Sen. Bob Corker, R-Tenn., a member of the Foreign Relations Committee, said Tuesday that administration officials responded late Monday night to several matters raised by Kyl and himself about modernization of the remaining nuclear arsenal and sufficient funds for safeguarding the stockpile.

"I thought they did a good job. I think it's continuing to evolve in a good way as it relates to modernization," Corker said in an interview. He later added, "Could we finish? I think it's possible that we could."

Kyl and Corker had spelled out their concerns about nuclear modernization in a seven-page letter to GOP colleagues last week.

The treaty would reduce the limits on strategic warheads held by the United States and Russia to 1,550 for each country from the current level of 2,200 and would establish a system so each country could inspect and verify the other's arsenal.

In addition to their concerns about modernization, Republicans also have argued that the treaty would limit U.S. missile defense options.

Obama needs 67 votes in the 100-person Senate to win ratification. The administration's political calculation becomes more difficult in the next Congress as the Republicans increase their Senate number.
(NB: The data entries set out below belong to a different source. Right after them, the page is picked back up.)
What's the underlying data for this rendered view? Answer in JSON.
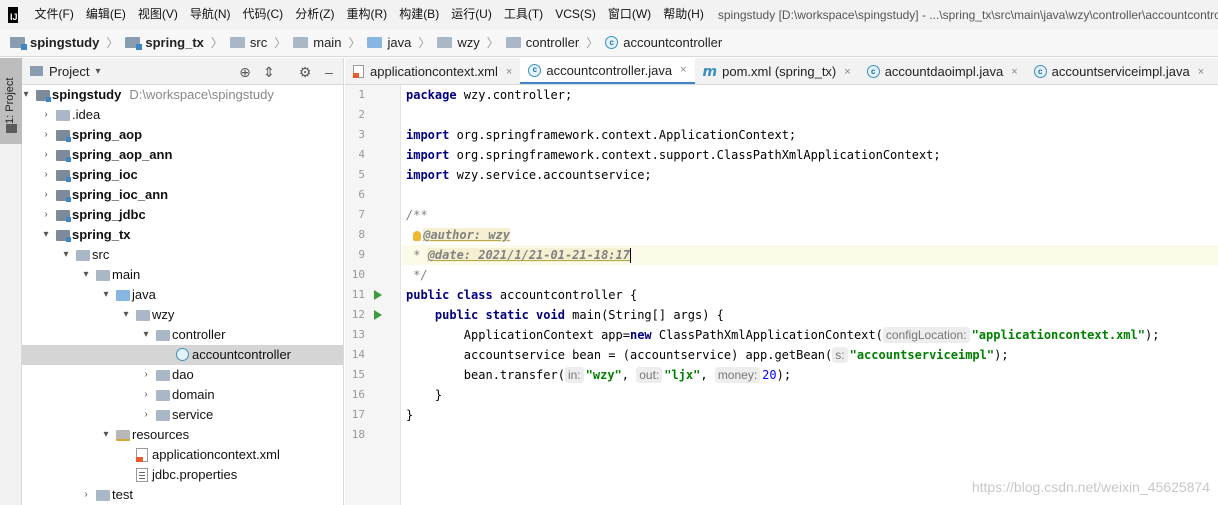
{
  "app": {
    "logo_text": "IJ",
    "menu": [
      "文件(F)",
      "编辑(E)",
      "视图(V)",
      "导航(N)",
      "代码(C)",
      "分析(Z)",
      "重构(R)",
      "构建(B)",
      "运行(U)",
      "工具(T)",
      "VCS(S)",
      "窗口(W)",
      "帮助(H)"
    ],
    "window_title": "spingstudy [D:\\workspace\\spingstudy] - ...\\spring_tx\\src\\main\\java\\wzy\\controller\\accountcontroller.java [spring_tx]"
  },
  "breadcrumb": [
    "spingstudy",
    "spring_tx",
    "src",
    "main",
    "java",
    "wzy",
    "controller",
    "accountcontroller"
  ],
  "stripe": {
    "project_label": "1: Project"
  },
  "project_panel": {
    "title": "Project",
    "dropdown": "▾",
    "tree": [
      {
        "label": "spingstudy",
        "path": "D:\\workspace\\spingstudy",
        "arrow": "▾",
        "icon": "module-folder"
      },
      {
        "label": ".idea",
        "arrow": "›",
        "icon": "folder"
      },
      {
        "label": "spring_aop",
        "arrow": "›",
        "icon": "module-folder"
      },
      {
        "label": "spring_aop_ann",
        "arrow": "›",
        "icon": "module-folder"
      },
      {
        "label": "spring_ioc",
        "arrow": "›",
        "icon": "module-folder"
      },
      {
        "label": "spring_ioc_ann",
        "arrow": "›",
        "icon": "module-folder"
      },
      {
        "label": "spring_jdbc",
        "arrow": "›",
        "icon": "module-folder"
      },
      {
        "label": "spring_tx",
        "arrow": "▾",
        "icon": "module-folder"
      },
      {
        "label": "src",
        "arrow": "▾",
        "icon": "folder"
      },
      {
        "label": "main",
        "arrow": "▾",
        "icon": "folder"
      },
      {
        "label": "java",
        "arrow": "▾",
        "icon": "source-folder"
      },
      {
        "label": "wzy",
        "arrow": "▾",
        "icon": "package"
      },
      {
        "label": "controller",
        "arrow": "▾",
        "icon": "package"
      },
      {
        "label": "accountcontroller",
        "arrow": "",
        "icon": "class"
      },
      {
        "label": "dao",
        "arrow": "›",
        "icon": "package"
      },
      {
        "label": "domain",
        "arrow": "›",
        "icon": "package"
      },
      {
        "label": "service",
        "arrow": "›",
        "icon": "package"
      },
      {
        "label": "resources",
        "arrow": "▾",
        "icon": "resources-folder"
      },
      {
        "label": "applicationcontext.xml",
        "arrow": "",
        "icon": "xml-file"
      },
      {
        "label": "jdbc.properties",
        "arrow": "",
        "icon": "properties-file"
      },
      {
        "label": "test",
        "arrow": "›",
        "icon": "folder"
      }
    ]
  },
  "tabs": [
    {
      "label": "applicationcontext.xml",
      "icon": "xml-file",
      "active": false
    },
    {
      "label": "accountcontroller.java",
      "icon": "class",
      "active": true
    },
    {
      "label": "pom.xml (spring_tx)",
      "icon": "maven",
      "active": false
    },
    {
      "label": "accountdaoimpl.java",
      "icon": "class",
      "active": false
    },
    {
      "label": "accountserviceimpl.java",
      "icon": "class",
      "active": false
    }
  ],
  "tab_close": "×",
  "code": {
    "line_numbers": [
      "1",
      "2",
      "3",
      "4",
      "5",
      "6",
      "7",
      "8",
      "9",
      "10",
      "11",
      "12",
      "13",
      "14",
      "15",
      "16",
      "17",
      "18"
    ],
    "l1_kw": "package",
    "l1_rest": " wzy.controller;",
    "l3_kw": "import",
    "l3_rest": " org.springframework.context.ApplicationContext;",
    "l4_kw": "import",
    "l4_rest": " org.springframework.context.support.ClassPathXmlApplicationContext;",
    "l5_kw": "import",
    "l5_rest": " wzy.service.accountservice;",
    "l7": "/**",
    "l8_tag": "@author: wzy",
    "l9_star": " * ",
    "l9_tag": "@date: 2021/1/21-01-21-18:17",
    "l10": " */",
    "l11_kw": "public class",
    "l11_rest": " accountcontroller {",
    "l12_kw1": "public static void",
    "l12_rest": " main(String[] args) {",
    "l13_a": "ApplicationContext app=",
    "l13_kw": "new",
    "l13_b": " ClassPathXmlApplicationContext(",
    "l13_hint": "configLocation:",
    "l13_str": "\"applicationcontext.xml\"",
    "l13_end": ");",
    "l14_a": "accountservice bean = (accountservice) app.getBean(",
    "l14_hint": "s:",
    "l14_str": "\"accountserviceimpl\"",
    "l14_end": ");",
    "l15_a": "bean.transfer(",
    "l15_hint1": "in:",
    "l15_str1": "\"wzy\"",
    "l15_c1": ", ",
    "l15_hint2": "out:",
    "l15_str2": "\"ljx\"",
    "l15_c2": ", ",
    "l15_hint3": "money:",
    "l15_num": "20",
    "l15_end": ");",
    "l16": "}",
    "l17": "}"
  },
  "watermark": "https://blog.csdn.net/weixin_45625874",
  "colors": {
    "keyword": "#000080",
    "string": "#008000",
    "comment": "#808080",
    "active_tab_underline": "#4083c9",
    "run_icon": "#3e9a3e"
  }
}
Sen. John McCain, R-Ariz., first raised the possibility of working with the White House, a glimmer of hope for proponents after weeks of uncertainty. Other Republicans also signaled they were flexible.

"I believe that we could move forward with the START treaty and satisfy Senator Kyl's concerns and mine about missile defense and others," McCain said on ABC's "Good Morning America."

Sen. George Voinovich, R-Ohio, who earlier this month questioned the treaty's impact on the former Soviet satellite nations, told reporters, "I'd like to get it done, but in my conscience I want to feel it's the right thing to do."

Sen. Mark Kirk, R-Ill., was asked about the latest wrinkle, Russian President Dmitry Medvedev's warning that a new arms race will erupt if Russian can't agree with the West about a joint European missile defense program.

"I'm open-minded and this is one of the issues I'll raise with the State Department briefing teams coming up to talk to me," he said.

Republicans laid out a possible agenda for the waning weeks of the year that included tax cuts, legislation to fund the government and the treaty. It did not include efforts to repeal the ban on gays in the military and immigration legislation.

"I think the view — the unanimous view of Senate Republicans is let's take care of the tax issue; let's take care of how we're going to fund the government for the next 10 months; and then if there's time left for other matters, it will be up to the majority leader, Senator Reid, to decide whether we turn to other things before we adjourn for the year," said Senate Minority Leader Mitch McConnell, R-Ky.

Sen. Lindsey Graham, R-S.C., indicated that the administration and Democrats may have to scuttle issues popular with the liberal base in exchange for the treaty.

"If you want to check political boxes," Graham said, "then you're going to leave a lot of good policy on the table."


Associated Press writer Desmond O. Butler contributed to this report.